The State concedes there was a discovery violation. The only issue left is whether there was prejudice that requires a new trial. On this score, we have previously noted the “very high bar” for excusing the State's discovery violations. See Debord v. State, 152 So.3d 788, 789 (Fla. 1st DCA 2014). Courts will find procedural prejudice “if there is a reasonable possibility that the defendant's trial preparation or strategy would have been materially different had the violation not occurred.” State v. Schopp, 653 So.2d 1016, 1020 (Fla. 1995).3 After a careful review of the record, we cannot conclude there was no reasonable possibility that Millette's trial preparation or strategy would have been materially different had the State properly disclosed its intent to introduce expert testimony. Millette is therefore entitled to a new trial. See Debord, 152 So.3d at 789; see also Bess v. State, 208 So.3d 1213, 1215 (Fla. 5th DCA 2017).
REVERSED and REMANDED for a new trial.
1. The close friend, mother, and guidance counselor all testified at trial.
2. Richardson v. State, 246 So.2d 771 (Fla. 1971).
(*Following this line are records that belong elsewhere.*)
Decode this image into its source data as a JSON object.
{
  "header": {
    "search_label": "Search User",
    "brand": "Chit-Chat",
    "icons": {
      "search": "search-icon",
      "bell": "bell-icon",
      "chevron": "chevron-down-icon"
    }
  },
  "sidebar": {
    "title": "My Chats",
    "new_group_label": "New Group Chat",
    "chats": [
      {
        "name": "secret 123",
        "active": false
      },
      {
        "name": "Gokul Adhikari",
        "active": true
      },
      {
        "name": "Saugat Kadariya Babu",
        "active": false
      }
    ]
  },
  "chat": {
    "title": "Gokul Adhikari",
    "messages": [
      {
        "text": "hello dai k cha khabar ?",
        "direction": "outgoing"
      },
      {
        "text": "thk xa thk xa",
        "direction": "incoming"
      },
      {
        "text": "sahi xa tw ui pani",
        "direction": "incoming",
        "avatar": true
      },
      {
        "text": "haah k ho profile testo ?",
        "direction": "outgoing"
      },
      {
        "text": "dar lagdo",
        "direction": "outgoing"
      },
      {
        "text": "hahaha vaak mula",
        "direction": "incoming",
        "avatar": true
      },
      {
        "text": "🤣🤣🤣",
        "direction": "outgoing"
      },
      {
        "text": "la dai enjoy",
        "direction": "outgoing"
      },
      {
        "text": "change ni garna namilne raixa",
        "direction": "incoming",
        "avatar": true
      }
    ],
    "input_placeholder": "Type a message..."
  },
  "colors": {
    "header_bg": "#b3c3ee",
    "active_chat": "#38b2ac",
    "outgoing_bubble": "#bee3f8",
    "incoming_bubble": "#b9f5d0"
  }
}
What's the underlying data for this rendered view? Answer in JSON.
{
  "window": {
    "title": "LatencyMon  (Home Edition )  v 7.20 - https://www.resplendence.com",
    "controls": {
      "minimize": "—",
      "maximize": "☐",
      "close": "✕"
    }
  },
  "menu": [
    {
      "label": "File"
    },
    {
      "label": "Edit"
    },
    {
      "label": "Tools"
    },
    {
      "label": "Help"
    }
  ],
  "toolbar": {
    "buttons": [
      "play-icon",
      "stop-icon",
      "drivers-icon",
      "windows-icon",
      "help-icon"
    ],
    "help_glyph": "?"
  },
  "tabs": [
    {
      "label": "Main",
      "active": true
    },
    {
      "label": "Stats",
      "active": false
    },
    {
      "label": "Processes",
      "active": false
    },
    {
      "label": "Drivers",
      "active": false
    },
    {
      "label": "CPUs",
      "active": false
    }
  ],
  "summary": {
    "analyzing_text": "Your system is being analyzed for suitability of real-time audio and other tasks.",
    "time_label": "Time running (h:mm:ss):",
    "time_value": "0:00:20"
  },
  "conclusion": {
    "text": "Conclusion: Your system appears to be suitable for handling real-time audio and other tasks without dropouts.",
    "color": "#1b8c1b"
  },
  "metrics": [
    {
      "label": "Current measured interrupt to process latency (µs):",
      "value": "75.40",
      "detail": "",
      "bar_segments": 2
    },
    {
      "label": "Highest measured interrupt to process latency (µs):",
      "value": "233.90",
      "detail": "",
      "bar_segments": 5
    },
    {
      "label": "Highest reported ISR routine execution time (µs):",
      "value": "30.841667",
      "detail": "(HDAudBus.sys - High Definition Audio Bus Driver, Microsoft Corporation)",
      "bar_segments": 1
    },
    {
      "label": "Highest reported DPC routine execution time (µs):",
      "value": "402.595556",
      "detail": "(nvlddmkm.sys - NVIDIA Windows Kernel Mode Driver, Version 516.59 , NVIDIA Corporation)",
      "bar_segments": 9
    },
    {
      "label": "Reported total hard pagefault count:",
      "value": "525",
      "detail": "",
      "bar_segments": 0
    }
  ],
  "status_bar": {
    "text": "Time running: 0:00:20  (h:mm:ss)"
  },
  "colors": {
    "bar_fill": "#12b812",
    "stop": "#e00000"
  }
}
3. Florida decisions have not always used consistent language in reciting the standard, some saying “reasonable possibility” preparation or strategy would differ, and some saying “reasonable probability.” See, e.g., Dabbs v. State, ––– So.3d ––––, ––––, 42 Fla. L. Weekly D1310, D1310, 2017 WL 2457253 (Fla. 4th DCA June 7, 2017) (“reasonable probability”); T.J. v. State, 57 So.3d 975, 977 n.2 (Fla. 3d DCA 2011) (“reasonable possibility”). The Florida Supreme Court has been inconsistent, too, at one point misquoting itself. See, e.g., Pomeranz v. State, 703 So.2d 465, 468 (Fla. 1997) (misquoting Schopp as saying “if there is a reasonable probability that the defendant's trial preparation or strategy would have been materially different ․” (emphasis added) although Schopp, 653 So.2d at 1020 said “reasonable possibility”).To the extent there is any meaningful difference between a “reasonable possibility” and a “reasonable probability”—an interesting side issue for some other time, compare Newport News Shipbuilding & Dry Dock Co. v. NLRB, 608 F.2d 108, 111 (4th Cir. 1979) (“[W]e think that ․ ‘reasonable probability’ (as used by the Board), and ‘reasonable possibility’ (as used in decided cases) are largely synonymous.”) with Atlas Bldg. Prod. Co. v. Diamond Block & Gravel Co., 269 F.2d 950, 957 (10th Cir. 1959) (noting “the Supreme Court has deliberately adopted ‘reasonable possibility’ over the more positive ‘reasonable probability’ to indicate the required quantum of proof”); see also Strickler v. Greene, 527 U.S. 263, 300–01, 119 S.Ct. 1936, 144 L.Ed.2d 286 (1999) (Souter, J., concurring) (noting that “reasonable possibility” and “reasonable probability” “express distinct levels of confidence” but suggesting that “it is misleading in Brady [v. Maryland, 373 U.S. 83, 83 S.Ct. 1194, 10 L.Ed.2d 215 (1963) ] cases to use the term ‘probability,’ which is naturally read as the cognate of ‘probably’ and thus confused with ‘more likely than not’ ”); cf. also Mungin v. State, 79 So.3d 726, 738 (Fla. 2011) (highlighting “probability” and “possibility” in concluding that the materiality prong of Giglio v. United States, 405 U.S. 150, 92 S.Ct. 763, 31 L.Ed.2d 104 (1972) “is more defense-friendly than in a Brady claim”)—the Florida Supreme Court has established “reasonable possibility” as the standard we must apply. See Schopp, 653 So.2d at 1020. Our decision, though, would be the same whether it turned on a “reasonable possibility” or a “reasonable probability.”
RAY and WINOKUR, JJ., CONCUR.